§ Requirement:
Your answer must be the records below repeated word for word, with no pictures in it.

§ Input data:
--- START ---
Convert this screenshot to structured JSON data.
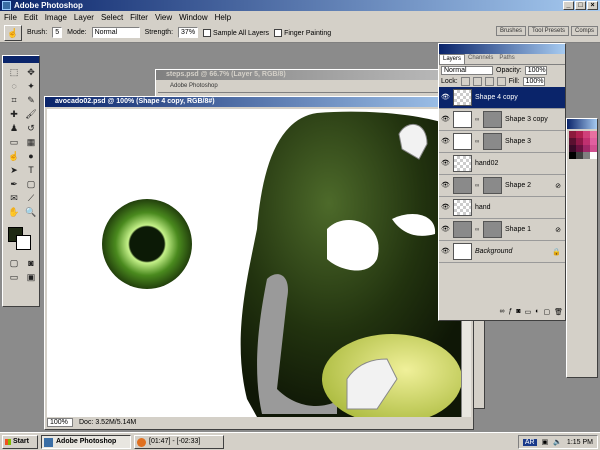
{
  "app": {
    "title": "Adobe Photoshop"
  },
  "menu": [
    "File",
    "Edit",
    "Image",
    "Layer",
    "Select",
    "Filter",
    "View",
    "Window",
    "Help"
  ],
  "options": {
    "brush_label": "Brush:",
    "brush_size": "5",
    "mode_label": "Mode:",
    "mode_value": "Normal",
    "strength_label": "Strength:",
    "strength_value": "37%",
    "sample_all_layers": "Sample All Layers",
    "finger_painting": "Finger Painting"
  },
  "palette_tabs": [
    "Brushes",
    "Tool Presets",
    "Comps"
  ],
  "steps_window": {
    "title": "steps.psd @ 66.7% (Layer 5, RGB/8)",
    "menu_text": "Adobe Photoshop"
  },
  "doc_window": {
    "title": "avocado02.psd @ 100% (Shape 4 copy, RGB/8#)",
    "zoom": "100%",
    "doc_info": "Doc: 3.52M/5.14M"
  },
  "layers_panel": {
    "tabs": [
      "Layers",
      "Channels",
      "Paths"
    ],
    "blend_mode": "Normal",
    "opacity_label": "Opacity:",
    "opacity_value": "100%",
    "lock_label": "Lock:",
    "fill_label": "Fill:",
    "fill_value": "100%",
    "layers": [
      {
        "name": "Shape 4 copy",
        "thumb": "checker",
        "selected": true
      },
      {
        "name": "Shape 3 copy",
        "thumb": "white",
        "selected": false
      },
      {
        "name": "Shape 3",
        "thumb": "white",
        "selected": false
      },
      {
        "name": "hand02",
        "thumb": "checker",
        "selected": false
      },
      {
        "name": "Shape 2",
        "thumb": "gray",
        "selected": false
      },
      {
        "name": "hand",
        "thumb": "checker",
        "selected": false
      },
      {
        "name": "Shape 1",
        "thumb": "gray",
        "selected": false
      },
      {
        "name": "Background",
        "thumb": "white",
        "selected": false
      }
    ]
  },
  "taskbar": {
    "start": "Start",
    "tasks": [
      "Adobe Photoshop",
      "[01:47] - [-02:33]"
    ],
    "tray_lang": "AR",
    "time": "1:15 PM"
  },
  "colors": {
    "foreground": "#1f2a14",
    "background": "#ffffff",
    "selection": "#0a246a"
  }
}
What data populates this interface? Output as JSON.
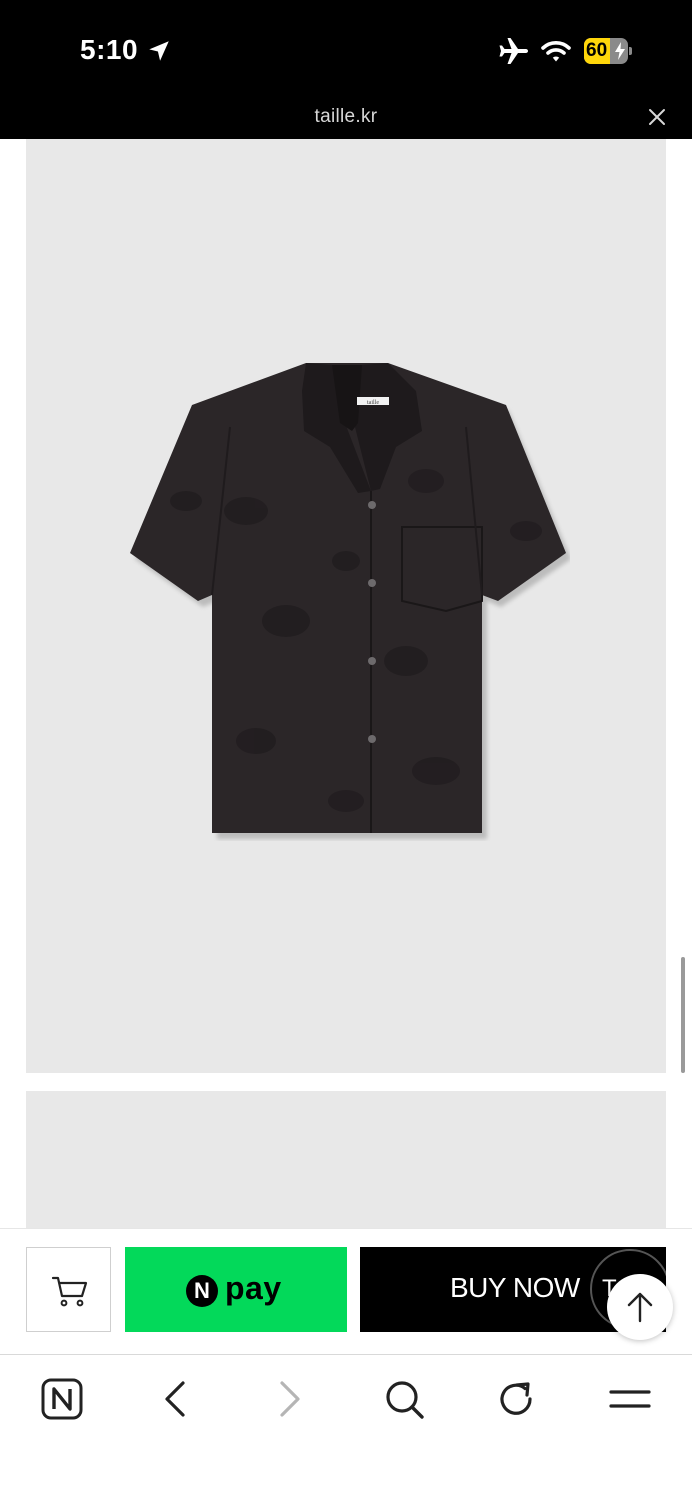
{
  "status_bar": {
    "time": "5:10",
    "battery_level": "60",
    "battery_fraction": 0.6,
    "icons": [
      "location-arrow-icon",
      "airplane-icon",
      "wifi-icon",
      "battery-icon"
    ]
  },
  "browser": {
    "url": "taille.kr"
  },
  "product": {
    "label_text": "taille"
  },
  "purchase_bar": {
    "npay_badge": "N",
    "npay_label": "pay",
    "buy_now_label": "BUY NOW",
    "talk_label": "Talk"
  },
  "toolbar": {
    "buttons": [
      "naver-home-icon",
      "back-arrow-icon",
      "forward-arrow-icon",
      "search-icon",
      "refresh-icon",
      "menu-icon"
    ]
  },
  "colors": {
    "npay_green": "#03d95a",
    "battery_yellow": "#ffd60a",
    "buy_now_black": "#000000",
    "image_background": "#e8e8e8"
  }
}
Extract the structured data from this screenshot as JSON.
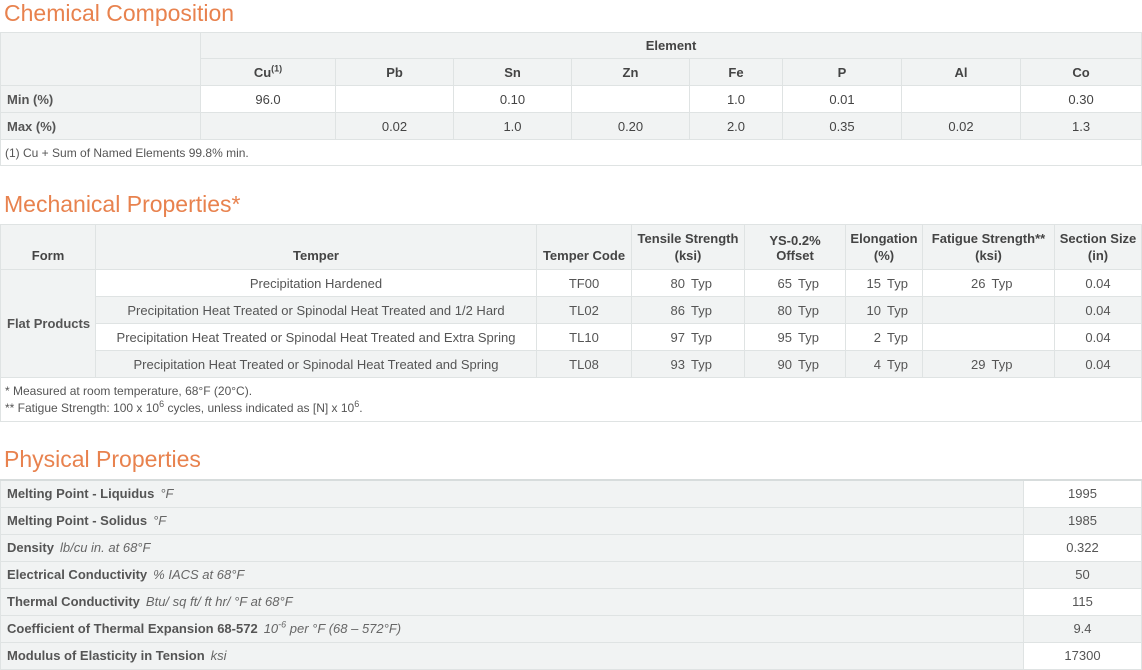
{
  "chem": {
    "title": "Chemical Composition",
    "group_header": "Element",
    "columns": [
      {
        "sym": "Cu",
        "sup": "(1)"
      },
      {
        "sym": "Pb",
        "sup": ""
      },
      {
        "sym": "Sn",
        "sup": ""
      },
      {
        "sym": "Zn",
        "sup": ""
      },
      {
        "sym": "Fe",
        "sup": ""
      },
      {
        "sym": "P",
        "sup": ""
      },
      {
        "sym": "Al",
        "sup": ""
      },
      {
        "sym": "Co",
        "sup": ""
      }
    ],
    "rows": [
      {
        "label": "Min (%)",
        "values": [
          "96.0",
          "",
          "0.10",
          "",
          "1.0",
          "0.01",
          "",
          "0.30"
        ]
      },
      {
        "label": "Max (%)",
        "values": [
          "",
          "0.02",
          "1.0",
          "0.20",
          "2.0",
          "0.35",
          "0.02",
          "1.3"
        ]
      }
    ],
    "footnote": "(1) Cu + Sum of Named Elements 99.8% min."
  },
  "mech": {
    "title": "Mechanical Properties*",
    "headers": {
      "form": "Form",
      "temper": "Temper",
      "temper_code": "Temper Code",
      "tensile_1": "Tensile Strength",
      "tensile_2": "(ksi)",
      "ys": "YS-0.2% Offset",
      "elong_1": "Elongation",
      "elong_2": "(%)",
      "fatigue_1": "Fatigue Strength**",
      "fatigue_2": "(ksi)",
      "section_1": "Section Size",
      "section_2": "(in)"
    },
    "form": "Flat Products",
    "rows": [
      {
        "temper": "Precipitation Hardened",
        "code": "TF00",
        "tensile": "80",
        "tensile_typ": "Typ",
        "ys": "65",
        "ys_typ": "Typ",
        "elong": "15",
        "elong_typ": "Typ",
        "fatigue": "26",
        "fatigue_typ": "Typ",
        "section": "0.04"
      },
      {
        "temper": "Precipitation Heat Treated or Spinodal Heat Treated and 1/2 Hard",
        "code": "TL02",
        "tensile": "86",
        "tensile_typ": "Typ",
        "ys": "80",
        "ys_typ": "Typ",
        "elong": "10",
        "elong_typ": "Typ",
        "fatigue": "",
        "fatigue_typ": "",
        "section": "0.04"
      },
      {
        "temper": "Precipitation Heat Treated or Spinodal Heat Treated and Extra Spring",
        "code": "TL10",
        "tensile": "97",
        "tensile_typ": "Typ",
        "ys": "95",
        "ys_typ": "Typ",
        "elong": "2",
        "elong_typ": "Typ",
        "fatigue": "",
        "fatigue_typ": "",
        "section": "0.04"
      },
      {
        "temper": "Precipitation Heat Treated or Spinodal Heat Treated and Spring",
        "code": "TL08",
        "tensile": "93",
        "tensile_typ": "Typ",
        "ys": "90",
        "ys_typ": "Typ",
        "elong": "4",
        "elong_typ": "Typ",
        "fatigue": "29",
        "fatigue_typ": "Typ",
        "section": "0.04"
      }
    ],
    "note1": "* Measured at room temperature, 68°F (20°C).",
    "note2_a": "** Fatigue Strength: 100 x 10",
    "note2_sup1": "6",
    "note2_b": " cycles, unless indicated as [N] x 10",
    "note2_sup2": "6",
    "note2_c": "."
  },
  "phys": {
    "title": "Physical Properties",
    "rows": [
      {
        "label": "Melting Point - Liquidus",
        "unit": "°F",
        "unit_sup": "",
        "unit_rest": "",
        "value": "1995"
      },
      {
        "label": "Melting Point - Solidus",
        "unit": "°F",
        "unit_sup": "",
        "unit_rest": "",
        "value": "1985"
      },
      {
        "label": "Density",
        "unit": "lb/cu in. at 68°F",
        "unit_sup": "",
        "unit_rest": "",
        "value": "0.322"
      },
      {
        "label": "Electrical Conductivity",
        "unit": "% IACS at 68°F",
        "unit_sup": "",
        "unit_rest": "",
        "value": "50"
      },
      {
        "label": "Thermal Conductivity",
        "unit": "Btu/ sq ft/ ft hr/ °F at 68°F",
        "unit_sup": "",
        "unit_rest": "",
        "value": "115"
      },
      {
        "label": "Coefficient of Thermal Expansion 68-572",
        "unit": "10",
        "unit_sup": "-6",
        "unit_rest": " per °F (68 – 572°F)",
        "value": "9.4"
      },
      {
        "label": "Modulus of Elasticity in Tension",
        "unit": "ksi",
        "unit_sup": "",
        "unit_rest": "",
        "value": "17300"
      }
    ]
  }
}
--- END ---
§ Answer to this task:
Convert this screenshot to structured JSON data.
{
  "app": {
    "title": "Adobe Photoshop"
  },
  "menu": [
    "File",
    "Edit",
    "Image",
    "Layer",
    "Select",
    "Filter",
    "View",
    "Window",
    "Help"
  ],
  "options": {
    "brush_label": "Brush:",
    "brush_size": "5",
    "mode_label": "Mode:",
    "mode_value": "Normal",
    "strength_label": "Strength:",
    "strength_value": "37%",
    "sample_all_layers": "Sample All Layers",
    "finger_painting": "Finger Painting"
  },
  "palette_tabs": [
    "Brushes",
    "Tool Presets",
    "Comps"
  ],
  "steps_window": {
    "title": "steps.psd @ 66.7% (Layer 5, RGB/8)",
    "menu_text": "Adobe Photoshop"
  },
  "doc_window": {
    "title": "avocado02.psd @ 100% (Shape 4 copy, RGB/8#)",
    "zoom": "100%",
    "doc_info": "Doc: 3.52M/5.14M"
  },
  "layers_panel": {
    "tabs": [
      "Layers",
      "Channels",
      "Paths"
    ],
    "blend_mode": "Normal",
    "opacity_label": "Opacity:",
    "opacity_value": "100%",
    "lock_label": "Lock:",
    "fill_label": "Fill:",
    "fill_value": "100%",
    "layers": [
      {
        "name": "Shape 4 copy",
        "thumb": "checker",
        "selected": true
      },
      {
        "name": "Shape 3 copy",
        "thumb": "white",
        "selected": false
      },
      {
        "name": "Shape 3",
        "thumb": "white",
        "selected": false
      },
      {
        "name": "hand02",
        "thumb": "checker",
        "selected": false
      },
      {
        "name": "Shape 2",
        "thumb": "gray",
        "selected": false
      },
      {
        "name": "hand",
        "thumb": "checker",
        "selected": false
      },
      {
        "name": "Shape 1",
        "thumb": "gray",
        "selected": false
      },
      {
        "name": "Background",
        "thumb": "white",
        "selected": false
      }
    ]
  },
  "taskbar": {
    "start": "Start",
    "tasks": [
      "Adobe Photoshop",
      "[01:47] - [-02:33]"
    ],
    "tray_lang": "AR",
    "time": "1:15 PM"
  },
  "colors": {
    "foreground": "#1f2a14",
    "background": "#ffffff",
    "selection": "#0a246a"
  }
}
What data populates this interface? Output as JSON.
{
  "status_bar": {
    "time": "5:10",
    "battery_level": "60",
    "battery_fraction": 0.6,
    "icons": [
      "location-arrow-icon",
      "airplane-icon",
      "wifi-icon",
      "battery-icon"
    ]
  },
  "browser": {
    "url": "taille.kr"
  },
  "product": {
    "label_text": "taille"
  },
  "purchase_bar": {
    "npay_badge": "N",
    "npay_label": "pay",
    "buy_now_label": "BUY NOW",
    "talk_label": "Talk"
  },
  "toolbar": {
    "buttons": [
      "naver-home-icon",
      "back-arrow-icon",
      "forward-arrow-icon",
      "search-icon",
      "refresh-icon",
      "menu-icon"
    ]
  },
  "colors": {
    "npay_green": "#03d95a",
    "battery_yellow": "#ffd60a",
    "buy_now_black": "#000000",
    "image_background": "#e8e8e8"
  }
}
Extract the structured data from this screenshot as JSON.
{
  "chem": {
    "title": "Chemical Composition",
    "group_header": "Element",
    "columns": [
      {
        "sym": "Cu",
        "sup": "(1)"
      },
      {
        "sym": "Pb",
        "sup": ""
      },
      {
        "sym": "Sn",
        "sup": ""
      },
      {
        "sym": "Zn",
        "sup": ""
      },
      {
        "sym": "Fe",
        "sup": ""
      },
      {
        "sym": "P",
        "sup": ""
      },
      {
        "sym": "Al",
        "sup": ""
      },
      {
        "sym": "Co",
        "sup": ""
      }
    ],
    "rows": [
      {
        "label": "Min (%)",
        "values": [
          "96.0",
          "",
          "0.10",
          "",
          "1.0",
          "0.01",
          "",
          "0.30"
        ]
      },
      {
        "label": "Max (%)",
        "values": [
          "",
          "0.02",
          "1.0",
          "0.20",
          "2.0",
          "0.35",
          "0.02",
          "1.3"
        ]
      }
    ],
    "footnote": "(1) Cu + Sum of Named Elements 99.8% min."
  },
  "mech": {
    "title": "Mechanical Properties*",
    "headers": {
      "form": "Form",
      "temper": "Temper",
      "temper_code": "Temper Code",
      "tensile_1": "Tensile Strength",
      "tensile_2": "(ksi)",
      "ys": "YS-0.2% Offset",
      "elong_1": "Elongation",
      "elong_2": "(%)",
      "fatigue_1": "Fatigue Strength**",
      "fatigue_2": "(ksi)",
      "section_1": "Section Size",
      "section_2": "(in)"
    },
    "form": "Flat Products",
    "rows": [
      {
        "temper": "Precipitation Hardened",
        "code": "TF00",
        "tensile": "80",
        "tensile_typ": "Typ",
        "ys": "65",
        "ys_typ": "Typ",
        "elong": "15",
        "elong_typ": "Typ",
        "fatigue": "26",
        "fatigue_typ": "Typ",
        "section": "0.04"
      },
      {
        "temper": "Precipitation Heat Treated or Spinodal Heat Treated and 1/2 Hard",
        "code": "TL02",
        "tensile": "86",
        "tensile_typ": "Typ",
        "ys": "80",
        "ys_typ": "Typ",
        "elong": "10",
        "elong_typ": "Typ",
        "fatigue": "",
        "fatigue_typ": "",
        "section": "0.04"
      },
      {
        "temper": "Precipitation Heat Treated or Spinodal Heat Treated and Extra Spring",
        "code": "TL10",
        "tensile": "97",
        "tensile_typ": "Typ",
        "ys": "95",
        "ys_typ": "Typ",
        "elong": "2",
        "elong_typ": "Typ",
        "fatigue": "",
        "fatigue_typ": "",
        "section": "0.04"
      },
      {
        "temper": "Precipitation Heat Treated or Spinodal Heat Treated and Spring",
        "code": "TL08",
        "tensile": "93",
        "tensile_typ": "Typ",
        "ys": "90",
        "ys_typ": "Typ",
        "elong": "4",
        "elong_typ": "Typ",
        "fatigue": "29",
        "fatigue_typ": "Typ",
        "section": "0.04"
      }
    ],
    "note1": "* Measured at room temperature, 68°F (20°C).",
    "note2_a": "** Fatigue Strength: 100 x 10",
    "note2_sup1": "6",
    "note2_b": " cycles, unless indicated as [N] x 10",
    "note2_sup2": "6",
    "note2_c": "."
  },
  "phys": {
    "title": "Physical Properties",
    "rows": [
      {
        "label": "Melting Point - Liquidus",
        "unit": "°F",
        "unit_sup": "",
        "unit_rest": "",
        "value": "1995"
      },
      {
        "label": "Melting Point - Solidus",
        "unit": "°F",
        "unit_sup": "",
        "unit_rest": "",
        "value": "1985"
      },
      {
        "label": "Density",
        "unit": "lb/cu in. at 68°F",
        "unit_sup": "",
        "unit_rest": "",
        "value": "0.322"
      },
      {
        "label": "Electrical Conductivity",
        "unit": "% IACS at 68°F",
        "unit_sup": "",
        "unit_rest": "",
        "value": "50"
      },
      {
        "label": "Thermal Conductivity",
        "unit": "Btu/ sq ft/ ft hr/ °F at 68°F",
        "unit_sup": "",
        "unit_rest": "",
        "value": "115"
      },
      {
        "label": "Coefficient of Thermal Expansion 68-572",
        "unit": "10",
        "unit_sup": "-6",
        "unit_rest": " per °F (68 – 572°F)",
        "value": "9.4"
      },
      {
        "label": "Modulus of Elasticity in Tension",
        "unit": "ksi",
        "unit_sup": "",
        "unit_rest": "",
        "value": "17300"
      }
    ]
  }
}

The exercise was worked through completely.